Assess your Sleep Environment
Cool, dark, & quiet (smartphone on do not disturb-even vibration sounds can disrupt sleep). The bedroom environment is for sleep. Fans are great for white noise and cooling since a room temp in the high 60s is the ideal in your bedroom.
Humans are highly conditioned, so if you start doing other things in bed like ruminating on the day, watching Netflix, working, or scrolling, you will associate the bed with other things than sleep. If you are lying in bed struggling to sleep, get up and do something relaxing in another dimly lit room.
Establish a Wind-down Routine
You can’t go from sixty to zero, a wind-down routine helps to cue your body that it’s time for sleep. But you need more than just a bedtime skin regimen or book reading ritual.
Start dimming the lights within 4 hours of sleep onset. Light during this window of time (particularly blue spectrum light that your backlit electronic screens are enriched in) can push the internal clock later, making it hard to fall asleep at the beginning of the night, and harder to wake up in the morning.
If you are a night owl, you can try amber-colored blue-blocking lenses (blue spectrum lights are everywhere, given LED lighting).
Schedule Your Sleep
If you have to commit to one change for improving your sleep for the New Year: wake up at the same time every day, 7 days per week (if that’s a deal-breaker on weekends, at least make it within an hour).

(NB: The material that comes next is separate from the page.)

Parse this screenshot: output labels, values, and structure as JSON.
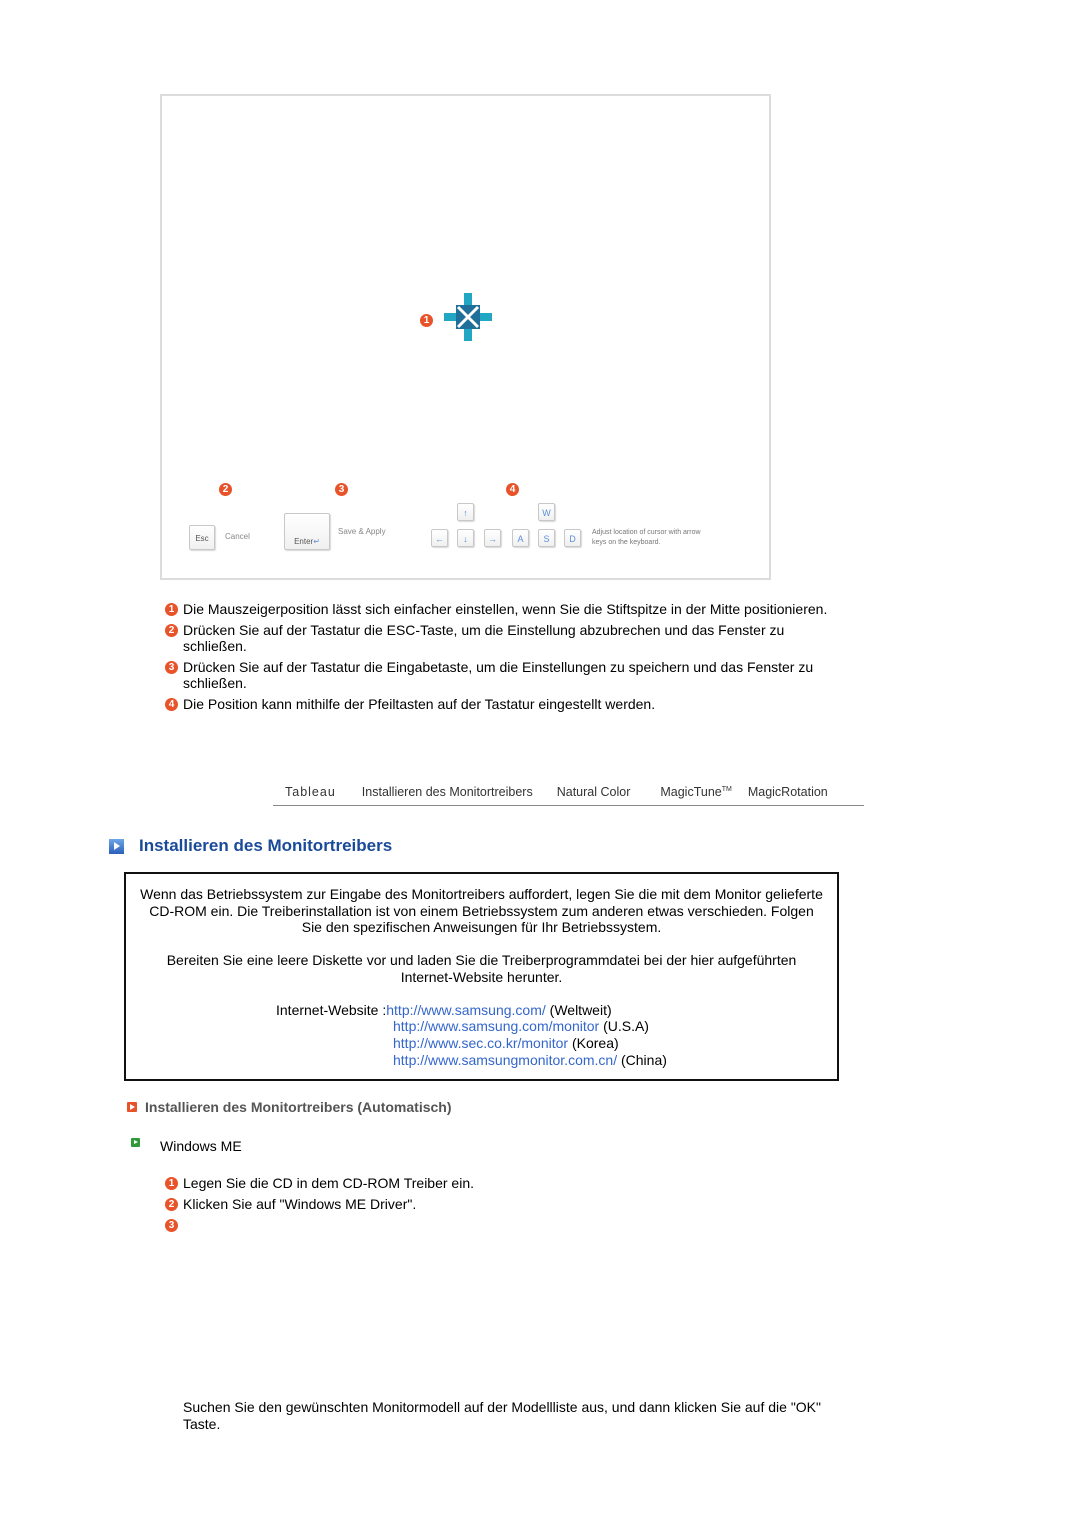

Waking up at the same time every day stabilizes and strengthens your circadian rhythm so that your body knows not only the time when you are supposed to awaken but also the time you are supposed to fall asleep.
Getting lots of light when awakening and during the daytime is critical for a robust circadian rhythm. If you aren’t getting enough light during the day, you may consider light therapy.

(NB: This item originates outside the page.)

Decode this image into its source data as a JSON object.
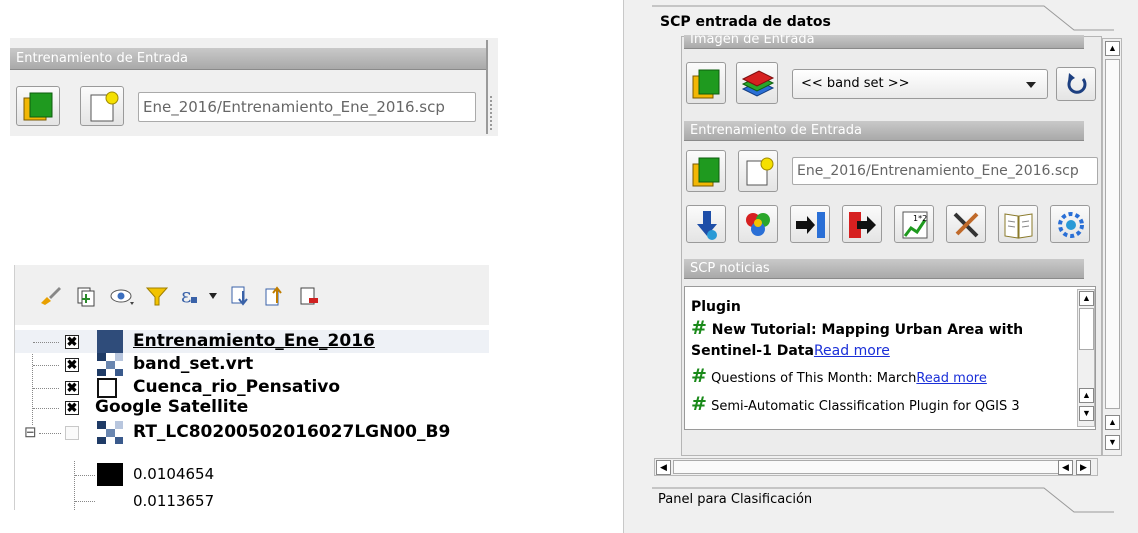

Additionally, this stable wake time ensures you build up enough sleep hunger (homeostatic sleep drive) so your body is ready for bed at your desired bedtime.
A common downward spiral we see is sleeping poorly becomes sleep in to catch more zzzs becomes try to go to bed early the next night (when your body isn’t biologically ready for sleep) becomes get frustrated which become sleep poorly again…over and over and over again.
Getting up at the same time each day to leverage your circadian rhythm and homeostatic sleep drive really gets you “more bang for your buck” during the time you devote to sleep.”
What is Sleep Coaching?
Not getting enough sleep increases the risk of obesity, memory impairment, illness, and even hallucinations or death. Falling asleep is a common problem. But sleep quality is also crucial for optimum brain function and recovery. Fortunately, there are many ways to train your body and mind to fall asleep more quickly and improve your sleep quality.
When you become a Certified Sleep Science Coach, you will learn how to help your clients dramatically enhance their metabolism, memory, creativity, immune function, hormone balance, hunger management, disease prevention, sports performance, accident avoidance, memory, reaction time, good judgement, surgery recovery, happiness and over 100 additional functions and behaviors.
Our programs are open to anyone with a desire to learn and help others. There are no prerequisites.
That’s it for now.